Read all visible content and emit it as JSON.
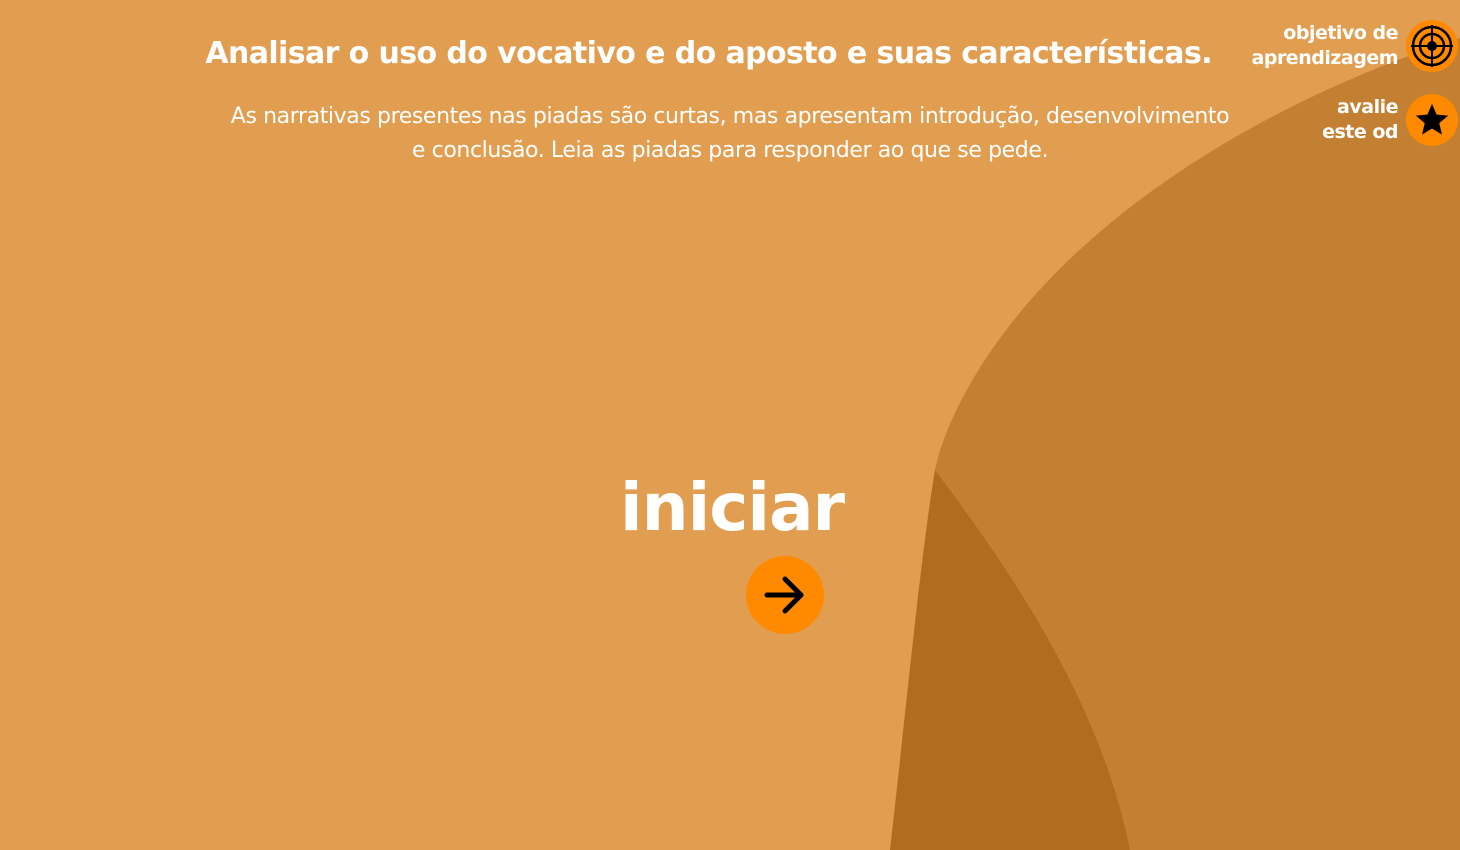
{
  "header": {
    "title": "Analisar o uso do vocativo e do aposto e suas características."
  },
  "intro": {
    "text": "As narrativas presentes nas piadas são curtas, mas apresentam introdução, desenvolvimento e conclusão. Leia as piadas para responder ao que se pede."
  },
  "side_menu": {
    "objetivo": {
      "line1": "objetivo de",
      "line2": "aprendizagem",
      "icon": "target-icon"
    },
    "avalie": {
      "line1": "avalie",
      "line2": "este od",
      "icon": "star-icon"
    }
  },
  "start": {
    "label": "iniciar",
    "icon": "arrow-right-icon"
  },
  "colors": {
    "background": "#e29e50",
    "wave_mid": "#c48032",
    "wave_dark": "#b06d20",
    "accent": "#ff8a00",
    "text": "#ffffff",
    "icon": "#000000"
  }
}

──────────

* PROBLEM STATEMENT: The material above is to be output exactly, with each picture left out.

* THE ANSWER:
Read all visible content and emit it as JSON.
{
  "header": {
    "title": "Analisar o uso do vocativo e do aposto e suas características."
  },
  "intro": {
    "text": "As narrativas presentes nas piadas são curtas, mas apresentam introdução, desenvolvimento e conclusão. Leia as piadas para responder ao que se pede."
  },
  "side_menu": {
    "objetivo": {
      "line1": "objetivo de",
      "line2": "aprendizagem",
      "icon": "target-icon"
    },
    "avalie": {
      "line1": "avalie",
      "line2": "este od",
      "icon": "star-icon"
    }
  },
  "start": {
    "label": "iniciar",
    "icon": "arrow-right-icon"
  },
  "colors": {
    "background": "#e29e50",
    "wave_mid": "#c48032",
    "wave_dark": "#b06d20",
    "accent": "#ff8a00",
    "text": "#ffffff",
    "icon": "#000000"
  }
}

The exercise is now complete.